The Copying Paradox: Why Converging Policies but Diverging Capacities in Eastern European Innovation Systems?
This paper analyzes the development of Eastern European innovation systems since the 1990s by looking at the theoretical and empirical accounts of two discourses that have had a significant impact on the development of innovation systems: innovation policy and public administration and management. We propose a framework for analyzing the development of innovation policies by distinguishing between two concepts – policy and administrative capacity – that are necessary for innovation policy making and implementation. Using the framework we show how the Eastern European innovation systems have because of past legacies and international policy transfers developed a highly specific understanding of innovation policy based on the initial impact of the Washington Consensus policies and later the European Union.

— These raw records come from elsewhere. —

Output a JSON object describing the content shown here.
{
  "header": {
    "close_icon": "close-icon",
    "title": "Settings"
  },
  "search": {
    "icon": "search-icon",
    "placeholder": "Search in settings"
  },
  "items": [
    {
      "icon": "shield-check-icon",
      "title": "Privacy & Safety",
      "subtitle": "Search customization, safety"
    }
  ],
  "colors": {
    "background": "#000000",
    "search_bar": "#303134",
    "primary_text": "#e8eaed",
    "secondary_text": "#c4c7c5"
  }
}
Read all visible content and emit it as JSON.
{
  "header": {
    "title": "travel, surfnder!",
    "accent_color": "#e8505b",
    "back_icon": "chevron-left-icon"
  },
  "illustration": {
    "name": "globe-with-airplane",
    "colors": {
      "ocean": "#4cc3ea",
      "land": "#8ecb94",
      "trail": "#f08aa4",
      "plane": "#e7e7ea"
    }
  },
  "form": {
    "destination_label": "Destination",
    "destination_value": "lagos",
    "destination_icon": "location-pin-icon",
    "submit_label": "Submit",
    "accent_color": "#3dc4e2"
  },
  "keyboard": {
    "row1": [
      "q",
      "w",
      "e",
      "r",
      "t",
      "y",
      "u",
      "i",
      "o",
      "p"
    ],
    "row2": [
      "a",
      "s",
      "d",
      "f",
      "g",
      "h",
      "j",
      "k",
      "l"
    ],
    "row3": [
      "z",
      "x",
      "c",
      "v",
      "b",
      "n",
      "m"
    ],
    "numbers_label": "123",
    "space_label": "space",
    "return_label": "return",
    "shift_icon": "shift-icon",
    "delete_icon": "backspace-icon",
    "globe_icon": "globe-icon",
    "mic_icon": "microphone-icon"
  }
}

We argue that because of the interplay between the principles and policy recommendations of the two international discourses we can see the emergence of a “copying paradox” in Eastern European innovation systems: that is, despite the perception of policy convergence, we can witness a divergence in the policy from the intended results, and as a result can talk about limited and de-contextualized policymaking capacities.
Volume (Year): 2 (2010)
Issue (Month): 2 (October)
|Contact details of provider:|| Postal: Lembah Pantai, 50603 Kuala Lumpur|
Web page: http://ijie.um.edu.my
More information through EDIRC
When requesting a correction, please mention this item's handle: RePEc:umk:journl:v:2:y:2010:i:2:p:167-206. See general information about how to correct material in RePEc.
For technical questions regarding this item, or to correct its authors, title, abstract, bibliographic or download information, contact: (Professor Dr. Rajah Rasiah)
If you have authored this item and are not yet registered with RePEc, we encourage you to do it here. This allows to link your profile to this item. It also allows you to accept potential citations to this item that we are uncertain about.
If references are entirely missing, you can add them using this form.
If the full references list an item that is present in RePEc, but the system did not link to it, you can help with this form.
If you know of missing items citing this one, you can help us creating those links by adding the relevant references in the same way as above, for each refering item. If you are a registered author of this item, you may also want to check the "citations" tab in your profile, as there may be some citations waiting for confirmation.
Please note that corrections may take a couple of weeks to filter through the various RePEc services.